|International Classification||B21D22/28, B21D22/20|
|Cooperative Classification||B21D22/201, B21D22/28|
|European Classification||B21D22/20B, B21D22/28|
|Sep 18, 1985||AS||Assignment|
Owner name: WEIRTON STEEL CORPORATION, THREE SPRINGS DRIVE, WE
Free format text: ASSIGNMENT OF ASSIGNORS INTEREST.;ASSIGNOR:SAUNDERS, WILLIAM T.;REEL/FRAME:004453/0923
Effective date: 19850821
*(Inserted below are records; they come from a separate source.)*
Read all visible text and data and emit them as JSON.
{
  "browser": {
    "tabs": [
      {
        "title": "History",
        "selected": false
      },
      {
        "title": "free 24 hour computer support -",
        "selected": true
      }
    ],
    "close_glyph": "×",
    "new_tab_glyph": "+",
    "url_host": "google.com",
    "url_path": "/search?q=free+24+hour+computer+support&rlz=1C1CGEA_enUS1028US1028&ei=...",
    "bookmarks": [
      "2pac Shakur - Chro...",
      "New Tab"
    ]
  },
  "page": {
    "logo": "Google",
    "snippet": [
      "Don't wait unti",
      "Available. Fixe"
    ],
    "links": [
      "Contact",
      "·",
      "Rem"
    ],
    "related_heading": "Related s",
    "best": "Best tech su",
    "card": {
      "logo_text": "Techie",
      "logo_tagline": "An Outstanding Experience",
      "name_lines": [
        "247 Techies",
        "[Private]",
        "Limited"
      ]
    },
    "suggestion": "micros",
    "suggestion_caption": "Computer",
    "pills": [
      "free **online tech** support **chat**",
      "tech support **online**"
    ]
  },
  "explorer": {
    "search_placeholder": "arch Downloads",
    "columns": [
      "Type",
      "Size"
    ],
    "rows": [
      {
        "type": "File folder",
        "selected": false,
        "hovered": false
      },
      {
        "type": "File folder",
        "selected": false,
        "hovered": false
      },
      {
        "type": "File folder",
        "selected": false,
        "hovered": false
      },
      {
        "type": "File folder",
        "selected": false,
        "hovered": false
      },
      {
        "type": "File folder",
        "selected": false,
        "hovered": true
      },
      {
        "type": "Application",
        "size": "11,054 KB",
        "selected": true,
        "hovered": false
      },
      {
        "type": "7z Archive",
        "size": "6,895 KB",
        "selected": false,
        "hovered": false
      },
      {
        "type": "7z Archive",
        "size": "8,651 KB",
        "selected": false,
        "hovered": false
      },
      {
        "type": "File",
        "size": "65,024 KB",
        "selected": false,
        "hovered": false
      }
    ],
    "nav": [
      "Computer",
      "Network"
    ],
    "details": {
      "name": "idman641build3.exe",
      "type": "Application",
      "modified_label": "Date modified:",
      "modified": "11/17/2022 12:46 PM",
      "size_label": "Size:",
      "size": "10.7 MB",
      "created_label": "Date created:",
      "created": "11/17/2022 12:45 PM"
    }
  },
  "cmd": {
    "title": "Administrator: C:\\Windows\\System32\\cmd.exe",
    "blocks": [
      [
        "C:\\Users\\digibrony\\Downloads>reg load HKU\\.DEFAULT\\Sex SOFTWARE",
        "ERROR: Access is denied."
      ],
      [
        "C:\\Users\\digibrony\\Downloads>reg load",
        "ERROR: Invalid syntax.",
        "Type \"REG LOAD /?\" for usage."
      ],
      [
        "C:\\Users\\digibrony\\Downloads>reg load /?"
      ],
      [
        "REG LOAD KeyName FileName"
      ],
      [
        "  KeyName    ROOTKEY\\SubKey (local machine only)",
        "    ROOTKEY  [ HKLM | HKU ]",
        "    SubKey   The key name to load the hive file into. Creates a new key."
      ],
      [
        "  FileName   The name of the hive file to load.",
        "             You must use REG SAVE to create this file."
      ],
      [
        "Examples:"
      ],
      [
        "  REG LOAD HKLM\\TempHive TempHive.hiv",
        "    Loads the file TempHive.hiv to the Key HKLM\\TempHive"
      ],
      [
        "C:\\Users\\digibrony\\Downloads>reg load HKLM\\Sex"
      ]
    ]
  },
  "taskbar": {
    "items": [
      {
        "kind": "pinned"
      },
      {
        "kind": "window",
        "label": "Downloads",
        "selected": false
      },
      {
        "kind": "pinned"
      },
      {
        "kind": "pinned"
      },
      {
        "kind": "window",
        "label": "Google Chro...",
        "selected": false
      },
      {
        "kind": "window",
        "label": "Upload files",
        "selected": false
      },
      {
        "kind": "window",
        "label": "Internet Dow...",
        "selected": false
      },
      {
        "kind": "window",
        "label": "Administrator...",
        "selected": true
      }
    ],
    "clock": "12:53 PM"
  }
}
|Oct 5, 1989||FPAY||Fee payment|
Year of fee payment: 4
|Oct 29, 1993||FPAY||Fee payment|
Year of fee payment: 8
|Sep 30, 1997||FPAY||Fee payment|
Year of fee payment: 12
|Jun 18, 2004||AS||Assignment|
Owner name: ISG WEIRTON INC., OHIO
Free format text: NUNC PRO TUNC ASSIGNMENT;ASSIGNOR:WEIRTON STEEL CORPORATION;REEL/FRAME:014743/0420
Effective date: 20040422
|Jul 2, 2004||AS||Assignment|
Owner name: ISG TECHNOLOGIES INC., PENNSYLVANIA
Free format text: NUNC PRO TUNC ASSIGNMENT;ASSIGNOR:ISG WEIRTON INC.;REEL/FRAME:014805/0948
Effective date: 20040628